The TWP-PEA process should start at program inception, building common knowledge and vision among all staff, starting with in-depth training for staff on the whole PEA process: its reach and scope, its implementation and implications in management, monitoring and evaluation, strategic decision-making process, and activity implementation. This training acts as a doorway for senior management to lead the process of TWP-PEA customization and also provides an opportunity to both build ownership of the process within the team and identify the most adequate staff to spearhead the implementation of the process. Thus, it cannot be wholly contracted out to a third party; overall leadership must rest with program senior management to ensure the organic insertion of TWP-PEA into the full life of the project, with the allocation of adequate time and resources.

PEA Phases in Implementation

Four distinct moments characterize the adoption of a TWP-PEA approach within a program:

  • Design phase
  • Implementation phase
  • Adaptive management kick-off phase
  • TWP/PEA iteration phase

All phases are informed by and inform the program’s contractual obligations and effective delivery of results, creating a positive loop through which the program learns how best to adapt and deliver under the changing interests and dynamics of local actors and institutions.

Using TWP-PEA in Colombia to Strategically ‘Pause and Reflect’

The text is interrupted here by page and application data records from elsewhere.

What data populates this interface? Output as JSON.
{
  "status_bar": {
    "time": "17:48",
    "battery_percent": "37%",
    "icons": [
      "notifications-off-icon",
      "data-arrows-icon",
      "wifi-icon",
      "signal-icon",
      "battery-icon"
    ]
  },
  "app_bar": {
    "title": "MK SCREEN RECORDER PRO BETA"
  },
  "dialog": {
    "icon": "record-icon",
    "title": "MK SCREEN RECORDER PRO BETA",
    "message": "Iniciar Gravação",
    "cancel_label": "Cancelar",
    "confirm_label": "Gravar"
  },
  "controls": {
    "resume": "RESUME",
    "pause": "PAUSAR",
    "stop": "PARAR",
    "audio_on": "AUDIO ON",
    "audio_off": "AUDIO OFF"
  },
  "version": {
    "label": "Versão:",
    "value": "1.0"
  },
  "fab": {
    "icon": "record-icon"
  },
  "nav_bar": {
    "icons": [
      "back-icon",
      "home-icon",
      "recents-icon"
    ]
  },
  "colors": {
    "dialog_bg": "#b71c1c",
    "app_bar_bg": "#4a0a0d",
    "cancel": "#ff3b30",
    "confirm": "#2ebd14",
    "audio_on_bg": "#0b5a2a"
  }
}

Chemonics has been working in several projects to apply TWP-PEA at the project level. For the USAID/Colombia Justice for Sustainable Peace Program (JSP), Chemonics initially proposed rolling out four iterations of PEA throughout the life of the project. Initiating the first PEA in October 2017 — within the first three months of implementation to inform design and start-up — was met with some misunderstanding and frustration from local staff. Local teams initially saw TWP-PEA as additional work and not part of their ongoing tasks. It would take time and joint discussions to show staff the value added from TWP-PEA.

Over the course of the initial PEA and into the review of its findings and their programmatic implications, staff began to see TWP-PEA and adaptive management not as abstract concepts but as useful tools to make politically-informed decisions in real time. USAID’s active participation in the overall PEA process helped build greater trust and understanding leading to the joint agreement that work plans and monitoring, evaluation, and learning (MEL) plans are indeed living documents and need to be flexible and will change as the context dictates.

Since then, the JSP team has adopted and is actively implementing their common commitment to TWP-PEA via ‘pause and reflect’ opportunities, including: (1) quarterly meetings of all staff with a specific time set aside for TWP-PEA discussions; (2) a two-page section in each quarterly report about ongoing “everyday” PEA, how PEA considerations are affecting implementation, and suggestions for changes to the work plan and/or MEL plan; and (3) regional learning exchanges on common areas of interest or challenges. The team has completed their first quarterly analyses and are undertaking very focused political analyses on how the recent presidential elections results may affect current activities as well as Year Two work planning. The MEL specialist feels empowered and has taken ownership of a PEA baseline assessment, supporting program leadership to ensure that future PEAs are a regular part of the JSP MEL system.

With the contextual knowledge gained from TWP and applied PEA, national and regional staff have fostered alliances with unforeseen partners that had not previously been recognized or valued. This has put JSP in a better position to identify and take advantage of new strategic and operational opportunities, and to better respond to the needs and evolving dynamics of the local context.

TWP-PEA: The “So What?”

Given the complex and fluid environments of most development programs, it becomes even more important to embed TWP into programming and ensure politically informed, flexible, and responsive implementation. Integrating TWP-PEA into programs incorporates donor frameworks with practices, but it also tailors project activities to local dynamics. Ultimately, this gives project objectives a higher likelihood for success and sustainability.